Backcountry of the Beyond

Hogback Hill (Kit Spahr)

Beyond Even This     
by Maggie Anderson

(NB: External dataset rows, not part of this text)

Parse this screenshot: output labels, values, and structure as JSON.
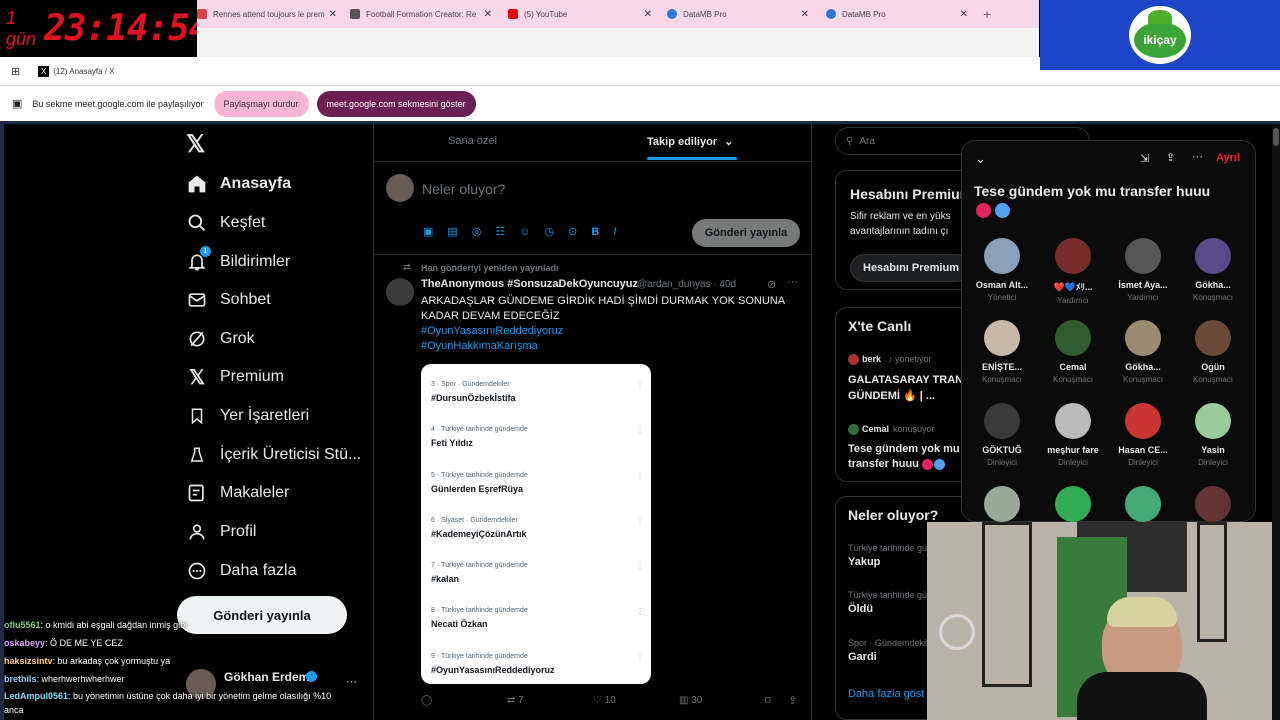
{
  "overlay": {
    "days": "1 gün",
    "clock": "23:14:54"
  },
  "tabs": [
    {
      "title": "Rennes attend toujours le prem",
      "color": "#d44"
    },
    {
      "title": "Football Formation Creator: Re",
      "color": "#555"
    },
    {
      "title": "(5) YouTube",
      "color": "#e00"
    },
    {
      "title": "DataMB Pro",
      "color": "#2a7bd6"
    },
    {
      "title": "DataMB Pro",
      "color": "#2a7bd6"
    }
  ],
  "new_tab": "+",
  "window_tab": "(12) Anasayfa / X",
  "logo_text": "ikiçay",
  "share": {
    "text": "Bu sekme meet.google.com ile paylaşılıyor",
    "stop": "Paylaşmayı durdur",
    "show": "meet.google.com sekmesini göster"
  },
  "nav": {
    "items": [
      {
        "label": "Anasayfa",
        "icon": "home-icon"
      },
      {
        "label": "Keşfet",
        "icon": "search-icon"
      },
      {
        "label": "Bildirimler",
        "icon": "bell-icon"
      },
      {
        "label": "Sohbet",
        "icon": "mail-icon"
      },
      {
        "label": "Grok",
        "icon": "grok-icon"
      },
      {
        "label": "Premium",
        "icon": "x-icon"
      },
      {
        "label": "Yer İşaretleri",
        "icon": "bookmark-icon"
      },
      {
        "label": "İçerik Üreticisi Stü...",
        "icon": "creator-icon"
      },
      {
        "label": "Makaleler",
        "icon": "article-icon"
      },
      {
        "label": "Profil",
        "icon": "profile-icon"
      },
      {
        "label": "Daha fazla",
        "icon": "more-icon"
      }
    ],
    "badge": "1",
    "post_button": "Gönderi yayınla",
    "user": "Gökhan Erdem",
    "dots": "···"
  },
  "timeline": {
    "tab_foryou": "Sana özel",
    "tab_following": "Takip ediliyor",
    "compose_placeholder": "Neler oluyor?",
    "compose_button": "Gönderi yayınla",
    "repost_note": "Han gönderiyi yeniden yayınladı",
    "tweet": {
      "author": "TheAnonymous #SonsuzaDekOyuncuyuz",
      "handle": "@ardan_dunyas · 40d",
      "text": "ARKADAŞLAR GÜNDEME GİRDİK HADİ ŞİMDİ DURMAK YOK SONUNA KADAR DEVAM EDECEĞİZ",
      "tag1": "#OyunYasasınıReddediyoruz",
      "tag2": "#OyunHakkımaKarışma",
      "dots": "···",
      "stats": {
        "replies": "",
        "reposts": "7",
        "likes": "10",
        "views": "30"
      }
    },
    "trends": [
      {
        "meta": "3 · Spor · Gündemdekiler",
        "name": "#DursunÖzbekİstifa"
      },
      {
        "meta": "4 · Türkiye tarihinde gündemde",
        "name": "Feti Yıldız"
      },
      {
        "meta": "5 · Türkiye tarihinde gündemde",
        "name": "Günlerden EşrefRüya"
      },
      {
        "meta": "6 · Siyaset · Gündemdekiler",
        "name": "#KademeyiÇözünArtık"
      },
      {
        "meta": "7 · Türkiye tarihinde gündemde",
        "name": "#kalan"
      },
      {
        "meta": "8 · Türkiye tarihinde gündemde",
        "name": "Necati Özkan"
      },
      {
        "meta": "9 · Türkiye tarihinde gündemde",
        "name": "#OyunYasasınıReddediyoruz"
      }
    ]
  },
  "right": {
    "search_placeholder": "Ara",
    "premium_title": "Hesabını Premium",
    "premium_text1": "Sifir reklam ve en yüks",
    "premium_text2": "avantajlarının tadını çı",
    "premium_button": "Hesabını Premium",
    "live_title": "X'te Canlı",
    "live1_host": "berk",
    "live1_status": "yönetiyor",
    "live1_title1": "GALATASARAY TRANS",
    "live1_title2": "GÜNDEMİ 🔥 | ...",
    "live2_host": "Cemal",
    "live2_status": "konuşuyor",
    "live2_title1": "Tese gündem yok mu",
    "live2_title2": "transfer huuu",
    "whats_title": "Neler oluyor?",
    "whats": [
      {
        "meta": "Türkiye tarihinde gü",
        "name": "Yakup"
      },
      {
        "meta": "Türkiye tarihinde gü",
        "name": "Öldü"
      },
      {
        "meta": "Spor · Gündemdekil",
        "name": "Gardi"
      }
    ],
    "more": "Daha fazla göst"
  },
  "space": {
    "leave": "Ayrıl",
    "title": "Tese gündem yok mu transfer huuu",
    "people": [
      {
        "name": "Osman Alt...",
        "role": "Yönetici",
        "color": "#8aa0b8"
      },
      {
        "name": "❤️💙ﾒﾘ...",
        "role": "Yardımcı",
        "color": "#7a2b2b"
      },
      {
        "name": "İsmet Aya...",
        "role": "Yardımcı",
        "color": "#555"
      },
      {
        "name": "Gökha...",
        "role": "Konuşmacı",
        "color": "#5a4a8a"
      },
      {
        "name": "ENİŞTE...",
        "role": "Konuşmacı",
        "color": "#c9b9a8"
      },
      {
        "name": "Cemal",
        "role": "Konuşmacı",
        "color": "#2f5d2f"
      },
      {
        "name": "Gökha...",
        "role": "Konuşmacı",
        "color": "#9a8a70"
      },
      {
        "name": "Ogün",
        "role": "Konuşmacı",
        "color": "#6b4a3a"
      },
      {
        "name": "GÖKTUĞ",
        "role": "Dinleyici",
        "color": "#3a3a3a"
      },
      {
        "name": "meşhur fare",
        "role": "Dinleyici",
        "color": "#bbb"
      },
      {
        "name": "Hasan CE...",
        "role": "Dinleyici",
        "color": "#c33"
      },
      {
        "name": "Yasin",
        "role": "Dinleyici",
        "color": "#9c9"
      }
    ]
  },
  "chat": [
    {
      "user": "oflu5561",
      "msg": ": o kmidi abi eşgali dağdan inmiş gibi",
      "color": "#7fd37f"
    },
    {
      "user": "oskabeyy",
      "msg": ": Ö DE ME YE CEZ",
      "color": "#e0a0ff"
    },
    {
      "user": "haksizsintv",
      "msg": ": bu arkadaş çok yormuştu ya",
      "color": "#ffd27f"
    },
    {
      "user": "brethils",
      "msg": ": wherhwerhwherhwer",
      "color": "#9fd0ff"
    },
    {
      "user": "LedAmpul0561",
      "msg": ": bu yönetimin üstüne çok daha iyi bir yönetim gelme olasılığı %10",
      "color": "#7fdfff"
    },
    {
      "user": "",
      "msg": "anca",
      "color": "#fff"
    }
  ]
}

Who would have thought the afterlife would
look so much like Ohio? A small town place,
thickly settled among deciduous trees.
I lived for what seemed a very short time.
Several things did not work out.
Casually almost, I became another one
of the departed, but I had never imagined
the tunnel of hot wind that pulls
the newly dead into the dry Midwest
and plants us like corn. I am
not alone, but I am restless.
There is such sorrow in these geese
flying over, trying to find a place to land
in the miles and miles of parking lots
that once were soft wetlands. They seem
as puzzled as I am about where to be.
Often they glide, in what I guess is
a consultation with each other,
getting their bearings, as I do when
I stare out my window and count up
what I see. It's not much really:
one buckeye tree, three white frame houses,
one evergreen, five piles of yellow leaves.
This is not enough for any heaven I had
dreamed, but I am taking the long view.
There must be a backcountry of the beyond,
beyond even this and farther out,
past the dark smoky city on the shore
of Lake Erie, through the landlocked passages
to the Great Sweetwater Seas.

Kit Spahr

[Thanks for the poem, Linda, and the photos, Kit!]